Michael Jackson did NOT go back to Sony after 2002!
by Kelly Trenee Gian on Saturday, November 20, 2010 at 1:24am
Mr Guest was asked about Michael's Sony relationship after 2002 since most of you insist that Michael went back to Sony and Thriller25 and albums after it was products of restored relationship. I have an upcoming blogpost about this. Here is what Mr Guest said: "Michael was misinformed about his contractual obligations. He did not fulfil the terms of the contract so Sony kept all the copyrights. The re-issues like Thriller 25 were merely repackaging. By the time Michael realised what had happened, he was unable to buy back the copyrights for a number of reasons. Chief among these was that he was heavily in debt but also Sony were not obliged to sell them to him as they considered him in breach of contract. I do not believe any deal was done with Sony upon Michael's return from Bahrain. In fact, it may well be that part of the reason he fell out with the Sheik over this very issue. The deal with Sony was concluded by Michael's estate and AEG after his death." -LYNTON GUEST
Michael Jackson’s youngest brother, says that some of the vocals on the new MJ album “Michael” are not those of his brother! He took to Twitter to rant last night, and really vented on quite a few issues. To sum up from everything he said, the points he raises about the vocals not being Michaels are:
Armed guards have been involved in the making of it, which makes him suspicious
John McClain did not allow family members to be at the studio while it was being made
McClain pointed the finger at Sony, where he got the tracks from, when Jackson told him it wasn’t his brother’s voice
McClain also had to call “call over the place” looking for music that had Michael’s voice on it, just to complete one album, AFTER the deal for 10 albums had been signed
Sony paid $250 million to the Jackson estate for the 10-record deal, so they have a lot invested in claiming the vocals are Michael’s
In a nutshell, Randy says “Some of the songs are him, and some aren’t. I would be my life on that.”
I would tend to take his word for it too…if anyone would know, I think it would be him. He is also outraged that the estate executors were cutting a deal with Sony before Michael was even buried, and he said neither McClain nor the executors attended the funeral. So he feels his brother is being disrespected, and I think his Twitter rant was aimed at correcting that, to the best of his ability. Still, he raises some interesting points, that bear watching.
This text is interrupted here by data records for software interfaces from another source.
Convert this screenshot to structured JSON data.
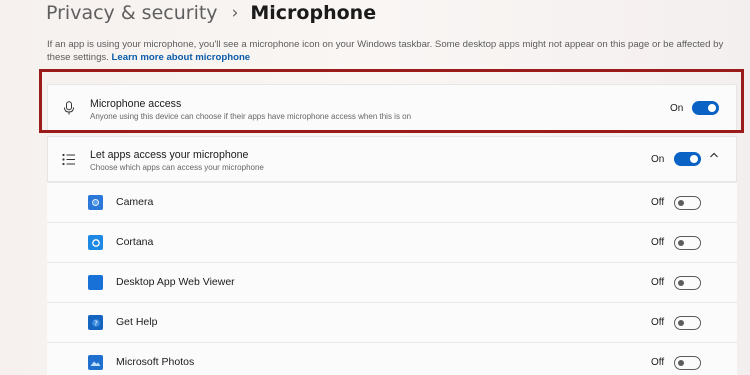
{
  "breadcrumb": {
    "parent": "Privacy & security",
    "separator": "›",
    "current": "Microphone"
  },
  "description": {
    "text": "If an app is using your microphone, you'll see a microphone icon on your Windows taskbar. Some desktop apps might not appear on this page or be affected by these settings.",
    "link": "Learn more about microphone"
  },
  "microphone_access": {
    "title": "Microphone access",
    "subtitle": "Anyone using this device can choose if their apps have microphone access when this is on",
    "state": "On",
    "icon": "microphone-icon"
  },
  "let_apps": {
    "title": "Let apps access your microphone",
    "subtitle": "Choose which apps can access your microphone",
    "state": "On",
    "icon": "list-icon",
    "expand_icon": "chevron-up-icon"
  },
  "apps": [
    {
      "name": "Camera",
      "state": "Off",
      "icon": "camera-app-icon"
    },
    {
      "name": "Cortana",
      "state": "Off",
      "icon": "cortana-app-icon"
    },
    {
      "name": "Desktop App Web Viewer",
      "state": "Off",
      "icon": "web-viewer-app-icon"
    },
    {
      "name": "Get Help",
      "state": "Off",
      "icon": "get-help-app-icon"
    },
    {
      "name": "Microsoft Photos",
      "state": "Off",
      "icon": "photos-app-icon"
    }
  ],
  "colors": {
    "accent": "#0a62c5",
    "highlight_border": "#9b1b1b"
  }
}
Image courtesy of newsone.com
Akon wouldn’t want to put unfinished work with MJ out there
Yesterday we relesed a video from Akon talking about Michael and the creative process for ‘Hold My Hand’.
Not featured in the video is what Akon told MTV News. He has no plans to release any unfinished business he and Michael worked on. ”I’m definitely excited about our single, because that was finished, complete, and I’m happy with the outcome,” Akon explained. “And I know Michael was happy ’cause we were there finishing the song together, so I’m really happy about what we accomplished on that record ‘Hold My Hand.’ ”
So, what was the concept Akon and Michael tried to deliver on the song? “We was trying to find the unity, like what can we possibly translate that can bring the world together?” he remembered. “It was a song I was previously working on that I eventually let Michael hear, and when he heard it, he fell in love with it. … We clicked instantly when it came to it. That was the main concept: Let’s figure out something we can leave behind, in 20,000 years later it can still be relevant.”
It’s an idea Akon and Michael thought a lot about and can be found on many of their unfinished songs, not that anyone will ever get the chance to hear them. ”Me and Mike worked on a lot of concepts before he passed. Hold My Hand was one of the records that was actually fully complete; the rest of the records are incomplete. They’re just ideas, concepts, harmonies and stuff like that which the world will probably never see ’cause I wouldn’t want to put it out unfinished,” he explained. “I know at the end of the day if it wasn’t fully complete, I don’t think he would see it released that way.
“Majority of the concepts we worked on, they were all international, worldwide,” he added. “It was always the point of which everyone has to find some kind of relativity in it. That was always a challenge, and we found concepts that would do it. We just never got the chance to finish the songs, but ‘Hold My Hand’ was a prime example.”